Taking effect on November 23, 2021, a new policy from the U.S. Department of Labor (DOL) clarifies existing tip credit laws of the Fair Labor Standards Act.
Presently, employers are required under federal law to pay a minimum wage of $7.25. For tipped workers, part of this may be covered through a “tip credit” that goes towards making up the minimum wage based on received tips.
The agency will have the power to fine employers $1,100 for each individual violation—plus back wages owed—if the employers retain any portion of employee tips. The move shows the DOL’s interest in prioritizing the income of tipped workers, and showing operators that they are willing to enforce such policies aggressively. The final rule also re-defines manager guidelines for participation in tips, permitting managers and supervisors to contribute to mandatory tip pools while clarifying that they may keep tips received for service “directly” and “solely” provided. Managers may not participate in tip pools but can contribute if required by the establishment.
Legal publication JD Supra recommends employers of tipped employees to “carefully evaluate their procedures to ensure that they are not retaining any portion of their employee’s tips. Employers should also educate their managers and supervisors regarding the circumstances under which they are permitted to retain tips they receive from customers. Failure to do so could result in hefty penalties.”

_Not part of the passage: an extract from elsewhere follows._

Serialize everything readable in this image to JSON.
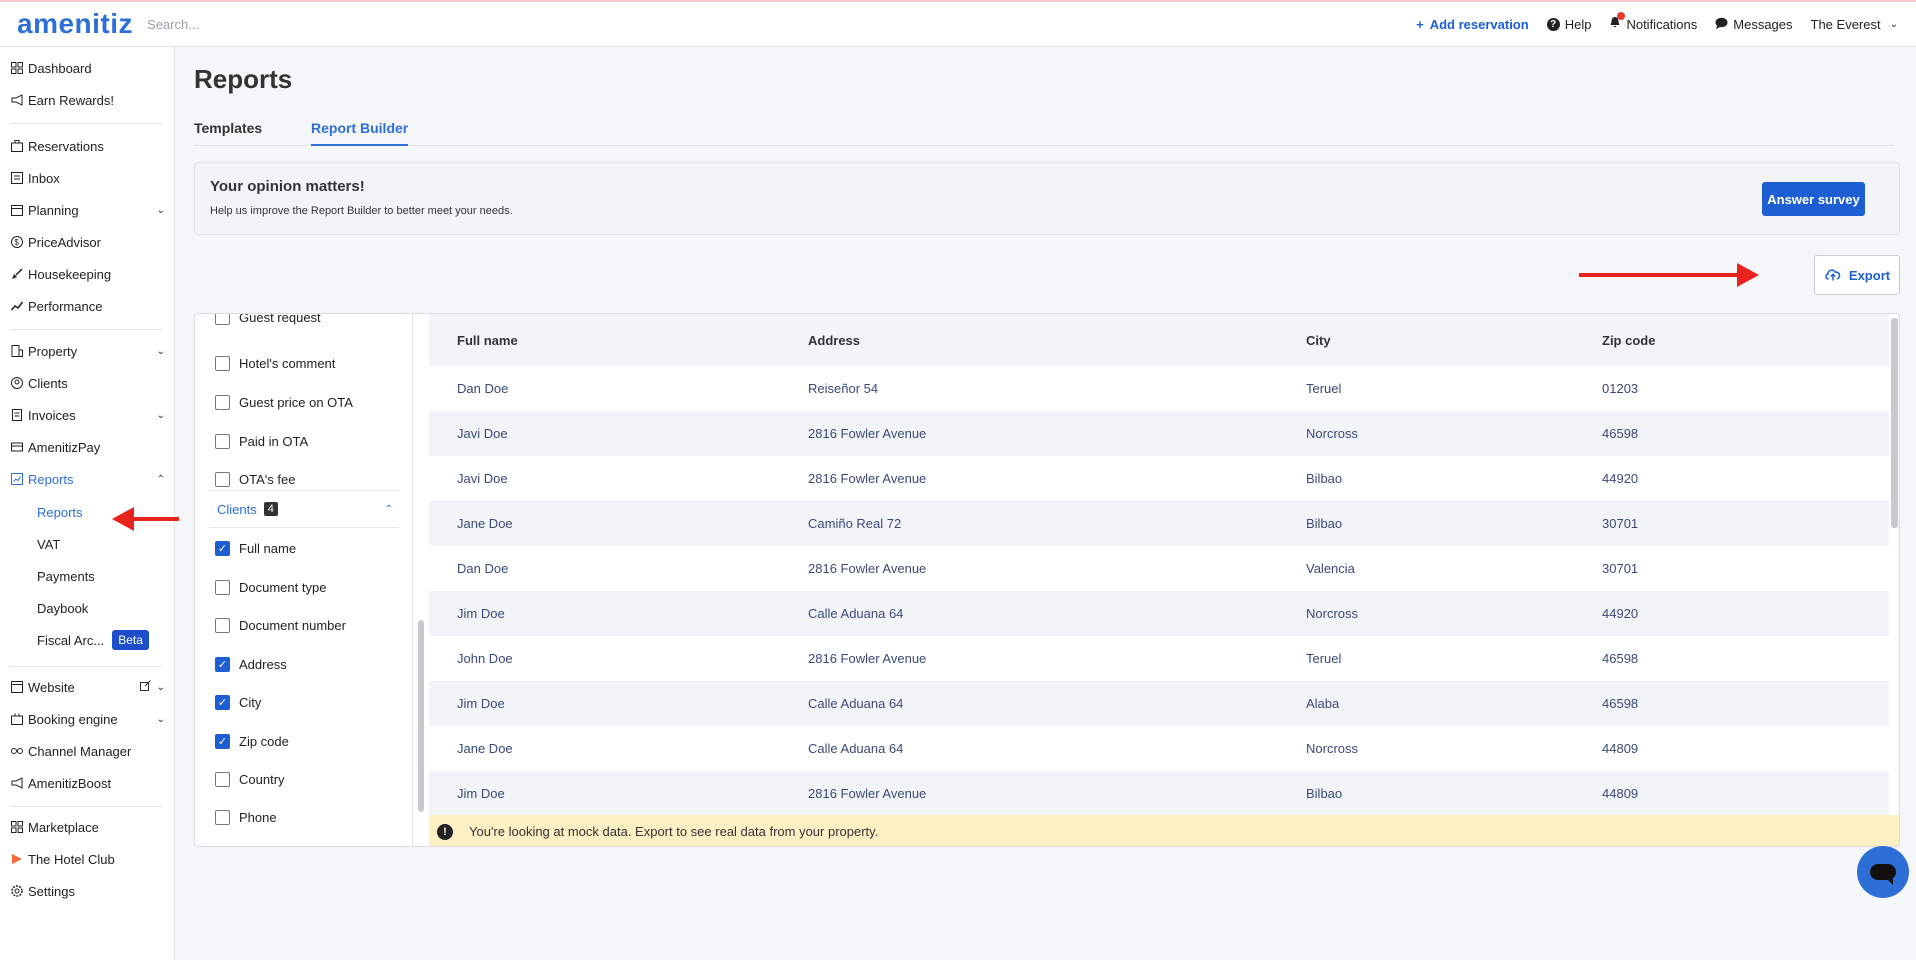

The jury is still out on three portions of the Tip Regulations Final Rule section of the Fair Labor Standards Act: two concern the DOL’s power to apply civil money penalties, the third on the 80/20 rule. Under the proposed revision of the 80/20 rule, expected to be addressed by December 21, 2021, employees who spend up to 20% of their time on non-tipped tasks are still eligible for tip credits.